Work order: Starting with the first line and ending with the last, copy the entries word for word.

------------------------------------------------------------

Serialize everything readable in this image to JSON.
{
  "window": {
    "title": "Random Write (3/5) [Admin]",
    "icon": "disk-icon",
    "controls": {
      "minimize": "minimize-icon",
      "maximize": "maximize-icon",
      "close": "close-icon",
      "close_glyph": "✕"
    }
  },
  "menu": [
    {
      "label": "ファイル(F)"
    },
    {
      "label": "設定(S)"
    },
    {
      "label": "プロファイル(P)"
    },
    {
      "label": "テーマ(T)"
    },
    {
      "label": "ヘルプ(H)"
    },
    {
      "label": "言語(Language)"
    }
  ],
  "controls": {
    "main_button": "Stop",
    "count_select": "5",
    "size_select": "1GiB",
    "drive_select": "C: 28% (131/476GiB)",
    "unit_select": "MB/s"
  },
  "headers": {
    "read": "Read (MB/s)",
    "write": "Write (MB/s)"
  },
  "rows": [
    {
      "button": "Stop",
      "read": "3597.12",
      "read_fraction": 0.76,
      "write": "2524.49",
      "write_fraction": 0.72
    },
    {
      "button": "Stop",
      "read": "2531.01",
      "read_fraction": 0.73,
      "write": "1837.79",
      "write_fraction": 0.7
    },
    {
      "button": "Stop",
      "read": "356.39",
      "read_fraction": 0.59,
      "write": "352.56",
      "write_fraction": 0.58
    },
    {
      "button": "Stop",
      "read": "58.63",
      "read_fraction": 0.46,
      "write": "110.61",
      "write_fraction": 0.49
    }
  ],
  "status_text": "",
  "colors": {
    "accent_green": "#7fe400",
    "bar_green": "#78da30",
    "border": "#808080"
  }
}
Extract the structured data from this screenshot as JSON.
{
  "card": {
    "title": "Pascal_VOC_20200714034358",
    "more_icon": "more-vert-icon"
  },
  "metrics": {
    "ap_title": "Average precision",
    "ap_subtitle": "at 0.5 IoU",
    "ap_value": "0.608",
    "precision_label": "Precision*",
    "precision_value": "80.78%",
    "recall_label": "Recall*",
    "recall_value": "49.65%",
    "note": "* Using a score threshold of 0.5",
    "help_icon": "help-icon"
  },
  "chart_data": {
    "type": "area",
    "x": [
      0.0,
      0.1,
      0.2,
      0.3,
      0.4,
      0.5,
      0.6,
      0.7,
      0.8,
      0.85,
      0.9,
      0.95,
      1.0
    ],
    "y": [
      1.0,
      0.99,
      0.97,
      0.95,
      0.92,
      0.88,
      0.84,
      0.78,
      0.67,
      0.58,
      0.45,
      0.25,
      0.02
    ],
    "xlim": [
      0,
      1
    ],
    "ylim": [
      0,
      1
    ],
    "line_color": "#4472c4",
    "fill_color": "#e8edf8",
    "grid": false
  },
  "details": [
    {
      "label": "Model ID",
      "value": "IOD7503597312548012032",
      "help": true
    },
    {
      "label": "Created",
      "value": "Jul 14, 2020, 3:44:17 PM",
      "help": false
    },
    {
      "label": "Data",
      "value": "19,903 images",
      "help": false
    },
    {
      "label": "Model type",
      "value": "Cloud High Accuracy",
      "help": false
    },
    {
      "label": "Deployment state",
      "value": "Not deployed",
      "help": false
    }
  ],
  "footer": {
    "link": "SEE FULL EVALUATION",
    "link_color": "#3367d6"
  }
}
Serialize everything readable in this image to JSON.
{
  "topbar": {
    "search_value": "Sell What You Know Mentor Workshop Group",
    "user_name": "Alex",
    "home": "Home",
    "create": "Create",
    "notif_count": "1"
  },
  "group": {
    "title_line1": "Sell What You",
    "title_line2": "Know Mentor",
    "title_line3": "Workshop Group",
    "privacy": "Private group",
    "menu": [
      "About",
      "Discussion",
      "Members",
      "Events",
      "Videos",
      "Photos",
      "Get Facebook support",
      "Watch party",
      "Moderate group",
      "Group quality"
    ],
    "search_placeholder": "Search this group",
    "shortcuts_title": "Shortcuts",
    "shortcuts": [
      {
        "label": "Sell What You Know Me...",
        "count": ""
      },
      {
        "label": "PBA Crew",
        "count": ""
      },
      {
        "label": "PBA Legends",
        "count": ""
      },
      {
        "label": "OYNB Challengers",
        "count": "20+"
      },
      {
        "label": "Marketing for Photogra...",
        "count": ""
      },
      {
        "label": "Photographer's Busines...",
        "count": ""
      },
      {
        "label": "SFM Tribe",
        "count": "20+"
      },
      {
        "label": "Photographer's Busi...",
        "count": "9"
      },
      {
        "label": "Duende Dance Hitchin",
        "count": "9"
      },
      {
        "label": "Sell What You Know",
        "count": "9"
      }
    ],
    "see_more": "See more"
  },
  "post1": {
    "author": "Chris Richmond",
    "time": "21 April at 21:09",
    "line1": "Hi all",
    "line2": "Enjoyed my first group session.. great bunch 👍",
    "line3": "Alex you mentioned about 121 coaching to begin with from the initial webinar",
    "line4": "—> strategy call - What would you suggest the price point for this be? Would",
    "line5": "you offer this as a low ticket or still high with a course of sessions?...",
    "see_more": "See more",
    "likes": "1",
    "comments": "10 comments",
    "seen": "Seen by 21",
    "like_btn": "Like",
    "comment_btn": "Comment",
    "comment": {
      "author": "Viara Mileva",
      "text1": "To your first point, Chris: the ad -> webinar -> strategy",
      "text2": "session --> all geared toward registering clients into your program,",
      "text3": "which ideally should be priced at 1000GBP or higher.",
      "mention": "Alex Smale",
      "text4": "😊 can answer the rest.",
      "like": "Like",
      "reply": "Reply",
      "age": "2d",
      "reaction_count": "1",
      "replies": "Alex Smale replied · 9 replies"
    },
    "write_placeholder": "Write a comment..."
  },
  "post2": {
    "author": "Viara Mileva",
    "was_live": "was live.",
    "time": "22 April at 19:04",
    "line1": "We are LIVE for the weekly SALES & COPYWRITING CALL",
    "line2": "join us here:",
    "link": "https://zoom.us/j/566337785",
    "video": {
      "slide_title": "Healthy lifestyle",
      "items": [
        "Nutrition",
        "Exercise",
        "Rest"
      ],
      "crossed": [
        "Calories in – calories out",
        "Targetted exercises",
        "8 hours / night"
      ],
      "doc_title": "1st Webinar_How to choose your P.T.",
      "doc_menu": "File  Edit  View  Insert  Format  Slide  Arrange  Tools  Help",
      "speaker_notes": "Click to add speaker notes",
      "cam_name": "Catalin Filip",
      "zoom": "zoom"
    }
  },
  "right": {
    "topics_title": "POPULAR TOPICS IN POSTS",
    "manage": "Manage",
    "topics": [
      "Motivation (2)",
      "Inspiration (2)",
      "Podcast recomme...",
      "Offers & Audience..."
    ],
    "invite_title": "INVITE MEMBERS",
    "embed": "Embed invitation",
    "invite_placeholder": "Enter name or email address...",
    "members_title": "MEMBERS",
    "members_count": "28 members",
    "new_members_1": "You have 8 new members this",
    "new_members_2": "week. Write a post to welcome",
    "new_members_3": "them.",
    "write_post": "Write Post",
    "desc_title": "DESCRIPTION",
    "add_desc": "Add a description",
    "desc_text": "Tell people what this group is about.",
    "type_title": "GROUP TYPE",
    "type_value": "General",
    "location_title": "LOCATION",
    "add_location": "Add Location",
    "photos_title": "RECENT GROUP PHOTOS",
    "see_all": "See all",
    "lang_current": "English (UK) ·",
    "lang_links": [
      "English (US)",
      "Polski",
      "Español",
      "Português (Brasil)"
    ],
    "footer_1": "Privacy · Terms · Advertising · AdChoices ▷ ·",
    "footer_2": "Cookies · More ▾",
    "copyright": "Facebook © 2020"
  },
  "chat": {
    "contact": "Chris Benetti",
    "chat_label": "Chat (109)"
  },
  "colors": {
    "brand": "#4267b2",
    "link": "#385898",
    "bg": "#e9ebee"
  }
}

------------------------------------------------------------

Answer to the problem:
Serialize everything readable in this image to JSON.
{
  "window": {
    "title": "Random Write (3/5) [Admin]",
    "icon": "disk-icon",
    "controls": {
      "minimize": "minimize-icon",
      "maximize": "maximize-icon",
      "close": "close-icon",
      "close_glyph": "✕"
    }
  },
  "menu": [
    {
      "label": "ファイル(F)"
    },
    {
      "label": "設定(S)"
    },
    {
      "label": "プロファイル(P)"
    },
    {
      "label": "テーマ(T)"
    },
    {
      "label": "ヘルプ(H)"
    },
    {
      "label": "言語(Language)"
    }
  ],
  "controls": {
    "main_button": "Stop",
    "count_select": "5",
    "size_select": "1GiB",
    "drive_select": "C: 28% (131/476GiB)",
    "unit_select": "MB/s"
  },
  "headers": {
    "read": "Read (MB/s)",
    "write": "Write (MB/s)"
  },
  "rows": [
    {
      "button": "Stop",
      "read": "3597.12",
      "read_fraction": 0.76,
      "write": "2524.49",
      "write_fraction": 0.72
    },
    {
      "button": "Stop",
      "read": "2531.01",
      "read_fraction": 0.73,
      "write": "1837.79",
      "write_fraction": 0.7
    },
    {
      "button": "Stop",
      "read": "356.39",
      "read_fraction": 0.59,
      "write": "352.56",
      "write_fraction": 0.58
    },
    {
      "button": "Stop",
      "read": "58.63",
      "read_fraction": 0.46,
      "write": "110.61",
      "write_fraction": 0.49
    }
  ],
  "status_text": "",
  "colors": {
    "accent_green": "#7fe400",
    "bar_green": "#78da30",
    "border": "#808080"
  }
}
Extract the structured data from this screenshot as JSON.
{
  "card": {
    "title": "Pascal_VOC_20200714034358",
    "more_icon": "more-vert-icon"
  },
  "metrics": {
    "ap_title": "Average precision",
    "ap_subtitle": "at 0.5 IoU",
    "ap_value": "0.608",
    "precision_label": "Precision*",
    "precision_value": "80.78%",
    "recall_label": "Recall*",
    "recall_value": "49.65%",
    "note": "* Using a score threshold of 0.5",
    "help_icon": "help-icon"
  },
  "chart_data": {
    "type": "area",
    "x": [
      0.0,
      0.1,
      0.2,
      0.3,
      0.4,
      0.5,
      0.6,
      0.7,
      0.8,
      0.85,
      0.9,
      0.95,
      1.0
    ],
    "y": [
      1.0,
      0.99,
      0.97,
      0.95,
      0.92,
      0.88,
      0.84,
      0.78,
      0.67,
      0.58,
      0.45,
      0.25,
      0.02
    ],
    "xlim": [
      0,
      1
    ],
    "ylim": [
      0,
      1
    ],
    "line_color": "#4472c4",
    "fill_color": "#e8edf8",
    "grid": false
  },
  "details": [
    {
      "label": "Model ID",
      "value": "IOD7503597312548012032",
      "help": true
    },
    {
      "label": "Created",
      "value": "Jul 14, 2020, 3:44:17 PM",
      "help": false
    },
    {
      "label": "Data",
      "value": "19,903 images",
      "help": false
    },
    {
      "label": "Model type",
      "value": "Cloud High Accuracy",
      "help": false
    },
    {
      "label": "Deployment state",
      "value": "Not deployed",
      "help": false
    }
  ],
  "footer": {
    "link": "SEE FULL EVALUATION",
    "link_color": "#3367d6"
  }
}
Serialize everything readable in this image to JSON.
{
  "topbar": {
    "search_value": "Sell What You Know Mentor Workshop Group",
    "user_name": "Alex",
    "home": "Home",
    "create": "Create",
    "notif_count": "1"
  },
  "group": {
    "title_line1": "Sell What You",
    "title_line2": "Know Mentor",
    "title_line3": "Workshop Group",
    "privacy": "Private group",
    "menu": [
      "About",
      "Discussion",
      "Members",
      "Events",
      "Videos",
      "Photos",
      "Get Facebook support",
      "Watch party",
      "Moderate group",
      "Group quality"
    ],
    "search_placeholder": "Search this group",
    "shortcuts_title": "Shortcuts",
    "shortcuts": [
      {
        "label": "Sell What You Know Me...",
        "count": ""
      },
      {
        "label": "PBA Crew",
        "count": ""
      },
      {
        "label": "PBA Legends",
        "count": ""
      },
      {
        "label": "OYNB Challengers",
        "count": "20+"
      },
      {
        "label": "Marketing for Photogra...",
        "count": ""
      },
      {
        "label": "Photographer's Busines...",
        "count": ""
      },
      {
        "label": "SFM Tribe",
        "count": "20+"
      },
      {
        "label": "Photographer's Busi...",
        "count": "9"
      },
      {
        "label": "Duende Dance Hitchin",
        "count": "9"
      },
      {
        "label": "Sell What You Know",
        "count": "9"
      }
    ],
    "see_more": "See more"
  },
  "post1": {
    "author": "Chris Richmond",
    "time": "21 April at 21:09",
    "line1": "Hi all",
    "line2": "Enjoyed my first group session.. great bunch 👍",
    "line3": "Alex you mentioned about 121 coaching to begin with from the initial webinar",
    "line4": "—> strategy call - What would you suggest the price point for this be? Would",
    "line5": "you offer this as a low ticket or still high with a course of sessions?...",
    "see_more": "See more",
    "likes": "1",
    "comments": "10 comments",
    "seen": "Seen by 21",
    "like_btn": "Like",
    "comment_btn": "Comment",
    "comment": {
      "author": "Viara Mileva",
      "text1": "To your first point, Chris: the ad -> webinar -> strategy",
      "text2": "session --> all geared toward registering clients into your program,",
      "text3": "which ideally should be priced at 1000GBP or higher.",
      "mention": "Alex Smale",
      "text4": "😊 can answer the rest.",
      "like": "Like",
      "reply": "Reply",
      "age": "2d",
      "reaction_count": "1",
      "replies": "Alex Smale replied · 9 replies"
    },
    "write_placeholder": "Write a comment..."
  },
  "post2": {
    "author": "Viara Mileva",
    "was_live": "was live.",
    "time": "22 April at 19:04",
    "line1": "We are LIVE for the weekly SALES & COPYWRITING CALL",
    "line2": "join us here:",
    "link": "https://zoom.us/j/566337785",
    "video": {
      "slide_title": "Healthy lifestyle",
      "items": [
        "Nutrition",
        "Exercise",
        "Rest"
      ],
      "crossed": [
        "Calories in – calories out",
        "Targetted exercises",
        "8 hours / night"
      ],
      "doc_title": "1st Webinar_How to choose your P.T.",
      "doc_menu": "File  Edit  View  Insert  Format  Slide  Arrange  Tools  Help",
      "speaker_notes": "Click to add speaker notes",
      "cam_name": "Catalin Filip",
      "zoom": "zoom"
    }
  },
  "right": {
    "topics_title": "POPULAR TOPICS IN POSTS",
    "manage": "Manage",
    "topics": [
      "Motivation (2)",
      "Inspiration (2)",
      "Podcast recomme...",
      "Offers & Audience..."
    ],
    "invite_title": "INVITE MEMBERS",
    "embed": "Embed invitation",
    "invite_placeholder": "Enter name or email address...",
    "members_title": "MEMBERS",
    "members_count": "28 members",
    "new_members_1": "You have 8 new members this",
    "new_members_2": "week. Write a post to welcome",
    "new_members_3": "them.",
    "write_post": "Write Post",
    "desc_title": "DESCRIPTION",
    "add_desc": "Add a description",
    "desc_text": "Tell people what this group is about.",
    "type_title": "GROUP TYPE",
    "type_value": "General",
    "location_title": "LOCATION",
    "add_location": "Add Location",
    "photos_title": "RECENT GROUP PHOTOS",
    "see_all": "See all",
    "lang_current": "English (UK) ·",
    "lang_links": [
      "English (US)",
      "Polski",
      "Español",
      "Português (Brasil)"
    ],
    "footer_1": "Privacy · Terms · Advertising · AdChoices ▷ ·",
    "footer_2": "Cookies · More ▾",
    "copyright": "Facebook © 2020"
  },
  "chat": {
    "contact": "Chris Benetti",
    "chat_label": "Chat (109)"
  },
  "colors": {
    "brand": "#4267b2",
    "link": "#385898",
    "bg": "#e9ebee"
  }
}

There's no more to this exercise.